November brings forth fall, foliage, and foxhunting. The first weekend of the month is the beginning of the formal season for many hunts with its blessing of hounds, hunt breakfasts, and equestrian fashion pageantry that splashes the color of autumnal leaves with scarlet, black, and brown flashes as horses, hounds, and exuberant riders gallop along.
Foxhunting Life published a lovely article by Epp Wilson last month about the Golden’s Bridge Hounds (NY), its pack of Penn-Marydel foxhounds, and its young huntsman Codie Hayes. I had the pleasure of hunting with Golden’s Bridge as a guest a few times in the last decade and thoroughly enjoyed watching the hounds work. I also recall as a teenager hunting with the Fairfield County Hounds in Newtown, Connecticut with their pack that included Penn-Marydels.
According to a Chronicle of the Horse magazine article in 2005, “The consensus among huntsmen with exclusively Penn-Marydel foxhound packs is that they’re unbeatable for their nose, voice, and ease of hunting.” Not only that, but because they are so agreeable to hunt, as one huntsman said, “They sort of hunt themselves and don’t require a lot of additional work.”
After two brutally hot days of foxhound performance trials at Millbrook, the weather finally broke. The next stop on our Hark Forward Friendship Tour was a day’s foxhunting with the Golden’s Bridge Hounds (NY), about twenty miles southeast of Millbrook as the crow flies. Thankfully, the temperature had dropped by fifteen degrees.

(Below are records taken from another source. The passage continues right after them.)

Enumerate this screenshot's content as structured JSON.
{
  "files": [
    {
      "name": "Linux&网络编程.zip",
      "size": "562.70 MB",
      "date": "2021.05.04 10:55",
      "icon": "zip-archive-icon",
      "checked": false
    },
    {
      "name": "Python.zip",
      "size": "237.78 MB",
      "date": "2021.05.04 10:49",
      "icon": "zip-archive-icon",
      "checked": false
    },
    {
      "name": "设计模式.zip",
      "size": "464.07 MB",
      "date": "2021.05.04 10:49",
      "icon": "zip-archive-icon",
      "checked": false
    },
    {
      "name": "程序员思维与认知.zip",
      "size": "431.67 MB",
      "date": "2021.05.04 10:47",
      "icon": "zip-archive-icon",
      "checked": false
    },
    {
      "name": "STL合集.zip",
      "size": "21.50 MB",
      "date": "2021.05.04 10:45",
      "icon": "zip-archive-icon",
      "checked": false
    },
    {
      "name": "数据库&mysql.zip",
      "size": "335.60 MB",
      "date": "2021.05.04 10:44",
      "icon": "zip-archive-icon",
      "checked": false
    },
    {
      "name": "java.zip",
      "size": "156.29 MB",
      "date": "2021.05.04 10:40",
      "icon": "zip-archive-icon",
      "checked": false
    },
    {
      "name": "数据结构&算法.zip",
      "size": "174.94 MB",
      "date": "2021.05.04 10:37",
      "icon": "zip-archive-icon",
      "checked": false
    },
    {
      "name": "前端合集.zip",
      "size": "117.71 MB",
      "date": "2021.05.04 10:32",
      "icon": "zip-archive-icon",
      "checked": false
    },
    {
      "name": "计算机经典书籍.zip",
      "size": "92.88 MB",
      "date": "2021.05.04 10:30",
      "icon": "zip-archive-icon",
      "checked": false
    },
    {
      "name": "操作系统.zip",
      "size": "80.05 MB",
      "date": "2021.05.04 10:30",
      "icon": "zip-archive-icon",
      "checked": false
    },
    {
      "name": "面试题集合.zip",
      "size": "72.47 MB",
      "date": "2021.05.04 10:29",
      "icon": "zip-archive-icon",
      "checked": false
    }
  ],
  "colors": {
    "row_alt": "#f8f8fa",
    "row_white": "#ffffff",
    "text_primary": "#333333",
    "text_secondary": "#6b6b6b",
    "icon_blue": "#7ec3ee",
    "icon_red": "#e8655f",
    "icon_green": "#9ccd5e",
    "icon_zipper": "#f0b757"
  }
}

Hounds met at 7:30 am, scenting had definitely improved, and so had the game activity.
Trying something new, I took my digital recorder to record the important snippets of the action and my impressions of the day. This is the same recorder we use to score the hounds in the hound trials. Since it’s hard to remember everything that happens during a foxhunt, I wanted to make the all the action and impressions of the day come alive. Here goes: